Now the first thing we notice is that two at any rate of these “subjects” are not what we should call “subjects” at all: they are only methods of dealing with subjects. Grammar, indeed, is a “subject” in the sense that it does mean definitely learning a language–at that period it meant learning Latin. But language itself is simply the medium in which thought is expressed. The whole of the Trivium was, in fact, intended to teach the pupil the proper use of the tools of learning, before he began to apply them to “subjects” at all.

It seems to me that the Trivium maps to my metalearning (“To learn six subjects without remembering how they were learnt does nothing to ease the approach to a seventh; to have learnt and remembered the art of learning makes the approach to every subject an open door.”) and the Quadrivium to what I was calling the cultural subjects. (“At 16, he would be ready to start upon those “subjects” which are proposed for his later study at the university: and this part of his education will correspond to the mediaeval Quadrivium.”)

What about stage 1?

Later in the essay, she writes:

But first: what age shall the children be? Well, if one is to educate them on novel lines, it will be better that they should have nothing to unlearn; besides, one cannot begin a good thing too early, and the Trivium is by its nature not learning, but a preparation for learning. We will, therefore, “catch ’em young,” requiring of our pupils only that they shall be able to read, write, and cipher.

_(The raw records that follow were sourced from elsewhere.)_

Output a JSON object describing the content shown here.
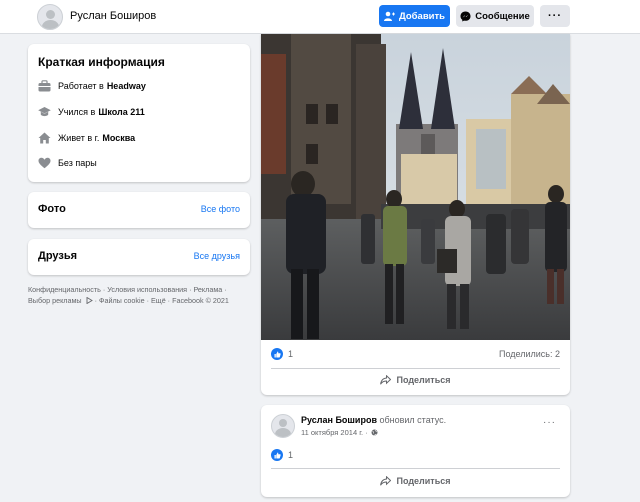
{
  "header": {
    "page_name": "Руслан Боширов",
    "add_label": "Добавить",
    "message_label": "Сообщение",
    "more_label": "···"
  },
  "intro": {
    "title": "Краткая информация",
    "work_prefix": "Работает в",
    "work_value": "Headway",
    "study_prefix": "Учился в",
    "study_value": "Школа 211",
    "city_prefix": "Живет в г.",
    "city_value": "Москва",
    "relationship": "Без пары"
  },
  "photos": {
    "title": "Фото",
    "link": "Все фото"
  },
  "friends": {
    "title": "Друзья",
    "link": "Все друзья"
  },
  "footer": {
    "line1": "Конфиденциальность · Условия использования · Реклама ·",
    "line2_a": "Выбор рекламы",
    "line2_b": " · Файлы cookie · Ещё · Facebook © 2021"
  },
  "post1": {
    "likes": "1",
    "shares": "Поделились: 2",
    "share_label": "Поделиться"
  },
  "post2": {
    "author": "Руслан Боширов",
    "action": " обновил статус.",
    "date": "11 октября 2014 г. ·",
    "more_label": "···",
    "likes": "1",
    "share_label": "Поделиться"
  },
  "colors": {
    "accent": "#1877f2",
    "background": "#f0f2f5",
    "secondary_text": "#65676b"
  }
}
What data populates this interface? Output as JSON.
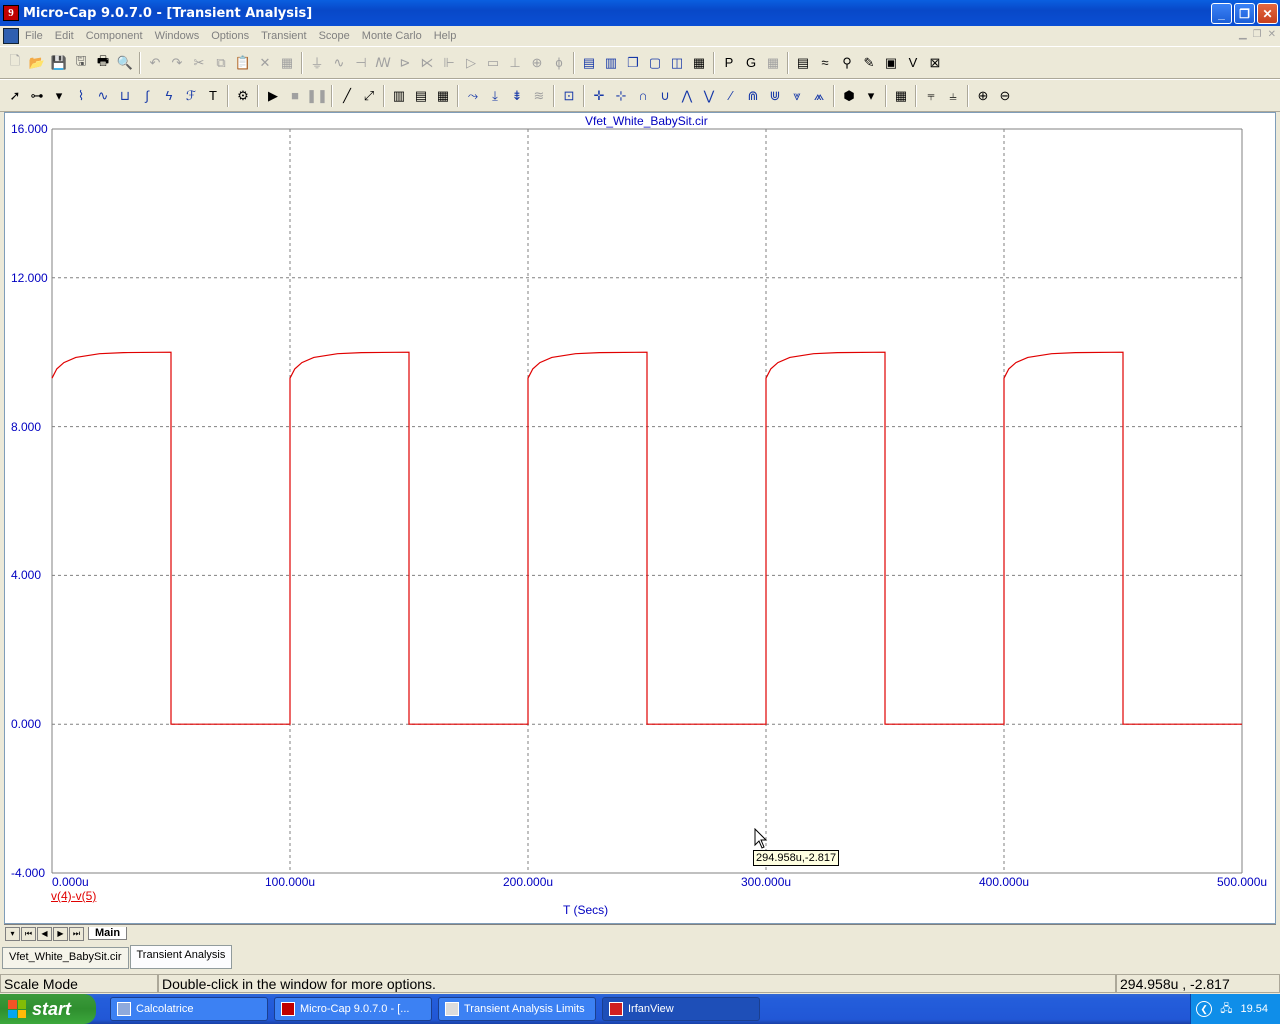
{
  "window": {
    "title": "Micro-Cap 9.0.7.0 - [Transient Analysis]",
    "app_icon_glyph": "9",
    "minimize_glyph": "_",
    "restore_glyph": "❐",
    "close_glyph": "✕"
  },
  "menu": {
    "items": [
      "File",
      "Edit",
      "Component",
      "Windows",
      "Options",
      "Transient",
      "Scope",
      "Monte Carlo",
      "Help"
    ]
  },
  "plot": {
    "title": "Vfet_White_BabySit.cir",
    "y_ticks": [
      "16.000",
      "12.000",
      "8.000",
      "4.000",
      "0.000",
      "-4.000"
    ],
    "x_ticks": [
      "0.000u",
      "100.000u",
      "200.000u",
      "300.000u",
      "400.000u",
      "500.000u"
    ],
    "x_axis_title": "T (Secs)",
    "trace_label": "v(4)-v(5)",
    "trace_color": "#e00000",
    "cursor_tooltip": "294.958u,-2.817"
  },
  "chart_data": {
    "type": "line",
    "title": "Vfet_White_BabySit.cir",
    "xlabel": "T (Secs)",
    "ylabel": "",
    "xlim": [
      0,
      500
    ],
    "ylim": [
      -4,
      16
    ],
    "x_unit": "u",
    "grid": true,
    "series": [
      {
        "name": "v(4)-v(5)",
        "period": 100,
        "high_duration": 50,
        "points": [
          [
            0,
            9.3
          ],
          [
            2,
            9.55
          ],
          [
            5,
            9.72
          ],
          [
            10,
            9.86
          ],
          [
            20,
            9.96
          ],
          [
            30,
            9.99
          ],
          [
            50,
            10.0
          ],
          [
            50,
            0
          ],
          [
            100,
            0
          ],
          [
            100,
            9.3
          ],
          [
            102,
            9.55
          ],
          [
            105,
            9.72
          ],
          [
            110,
            9.86
          ],
          [
            120,
            9.96
          ],
          [
            130,
            9.99
          ],
          [
            150,
            10.0
          ],
          [
            150,
            0
          ],
          [
            200,
            0
          ],
          [
            200,
            9.3
          ],
          [
            202,
            9.55
          ],
          [
            205,
            9.72
          ],
          [
            210,
            9.86
          ],
          [
            220,
            9.96
          ],
          [
            230,
            9.99
          ],
          [
            250,
            10.0
          ],
          [
            250,
            0
          ],
          [
            300,
            0
          ],
          [
            300,
            9.3
          ],
          [
            302,
            9.55
          ],
          [
            305,
            9.72
          ],
          [
            310,
            9.86
          ],
          [
            320,
            9.96
          ],
          [
            330,
            9.99
          ],
          [
            350,
            10.0
          ],
          [
            350,
            0
          ],
          [
            400,
            0
          ],
          [
            400,
            9.3
          ],
          [
            402,
            9.55
          ],
          [
            405,
            9.72
          ],
          [
            410,
            9.86
          ],
          [
            420,
            9.96
          ],
          [
            430,
            9.99
          ],
          [
            450,
            10.0
          ],
          [
            450,
            0
          ],
          [
            500,
            0
          ]
        ]
      }
    ]
  },
  "sheet_tabs": {
    "main": "Main"
  },
  "doc_tabs": [
    "Vfet_White_BabySit.cir",
    "Transient Analysis"
  ],
  "status": {
    "mode": "Scale Mode",
    "hint": "Double-click in the window for more options.",
    "coords": "294.958u , -2.817"
  },
  "taskbar": {
    "start_label": "start",
    "buttons": [
      "Calcolatrice",
      "Micro-Cap 9.0.7.0 - [...",
      "Transient Analysis Limits",
      "IrfanView"
    ],
    "clock": "19.54"
  }
}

I’d say that “read, write, and cipher” is pretty clearly the “3 Rs” of what I was calling literacy (although the 3rd R is numeracy).

You can find the whole text (sprinkled with transcription errors, I’m afraid) right here:

It’s a wonderful read.

laissez faire,